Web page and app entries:

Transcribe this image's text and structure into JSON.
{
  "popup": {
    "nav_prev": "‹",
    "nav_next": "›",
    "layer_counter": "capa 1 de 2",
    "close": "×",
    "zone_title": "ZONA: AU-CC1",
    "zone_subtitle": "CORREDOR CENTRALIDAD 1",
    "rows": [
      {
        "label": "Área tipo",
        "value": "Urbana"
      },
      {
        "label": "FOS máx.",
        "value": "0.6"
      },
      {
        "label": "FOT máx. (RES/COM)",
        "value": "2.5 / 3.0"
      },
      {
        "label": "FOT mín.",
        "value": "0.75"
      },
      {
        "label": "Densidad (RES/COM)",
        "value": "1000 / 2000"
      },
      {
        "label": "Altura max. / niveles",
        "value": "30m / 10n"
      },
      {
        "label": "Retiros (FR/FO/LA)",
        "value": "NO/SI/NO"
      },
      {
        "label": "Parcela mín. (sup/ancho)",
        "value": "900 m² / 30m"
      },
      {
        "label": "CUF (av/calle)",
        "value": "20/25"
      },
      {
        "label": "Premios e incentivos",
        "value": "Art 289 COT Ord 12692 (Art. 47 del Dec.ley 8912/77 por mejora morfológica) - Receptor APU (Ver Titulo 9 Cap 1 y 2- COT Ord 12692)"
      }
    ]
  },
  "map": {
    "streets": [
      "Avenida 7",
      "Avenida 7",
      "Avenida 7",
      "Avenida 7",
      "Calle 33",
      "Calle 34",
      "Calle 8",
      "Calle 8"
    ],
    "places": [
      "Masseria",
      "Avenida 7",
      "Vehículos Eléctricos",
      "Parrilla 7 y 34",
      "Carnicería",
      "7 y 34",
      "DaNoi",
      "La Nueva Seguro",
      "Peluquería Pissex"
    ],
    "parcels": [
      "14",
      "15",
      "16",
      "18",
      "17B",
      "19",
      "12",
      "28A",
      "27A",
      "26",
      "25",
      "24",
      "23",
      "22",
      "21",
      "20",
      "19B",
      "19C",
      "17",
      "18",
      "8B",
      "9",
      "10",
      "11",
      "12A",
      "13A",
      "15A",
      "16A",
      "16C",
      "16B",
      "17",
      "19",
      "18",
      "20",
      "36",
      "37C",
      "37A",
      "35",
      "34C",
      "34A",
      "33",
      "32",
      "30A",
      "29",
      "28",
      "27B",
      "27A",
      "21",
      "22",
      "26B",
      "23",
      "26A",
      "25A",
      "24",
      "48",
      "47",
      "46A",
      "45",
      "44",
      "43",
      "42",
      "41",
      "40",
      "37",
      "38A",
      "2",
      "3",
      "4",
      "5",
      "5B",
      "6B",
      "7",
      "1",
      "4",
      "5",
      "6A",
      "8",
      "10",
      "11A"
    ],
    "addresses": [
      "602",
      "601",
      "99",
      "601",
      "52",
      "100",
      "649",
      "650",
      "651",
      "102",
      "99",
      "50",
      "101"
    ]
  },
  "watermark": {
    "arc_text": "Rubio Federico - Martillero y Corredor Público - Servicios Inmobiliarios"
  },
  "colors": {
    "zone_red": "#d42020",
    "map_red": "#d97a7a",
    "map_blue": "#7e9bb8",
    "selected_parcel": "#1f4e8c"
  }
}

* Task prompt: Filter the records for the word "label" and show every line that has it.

* Your response:
        "label": "Área tipo",
        "label": "FOS máx.",
        "label": "FOT máx. (RES/COM)",
        "label": "FOT mín.",
        "label": "Densidad (RES/COM)",
        "label": "Altura max. / niveles",
        "label": "Retiros (FR/FO/LA)",
        "label": "Parcela mín. (sup/ancho)",
        "label": "CUF (av/calle)",
        "label": "Premios e incentivos",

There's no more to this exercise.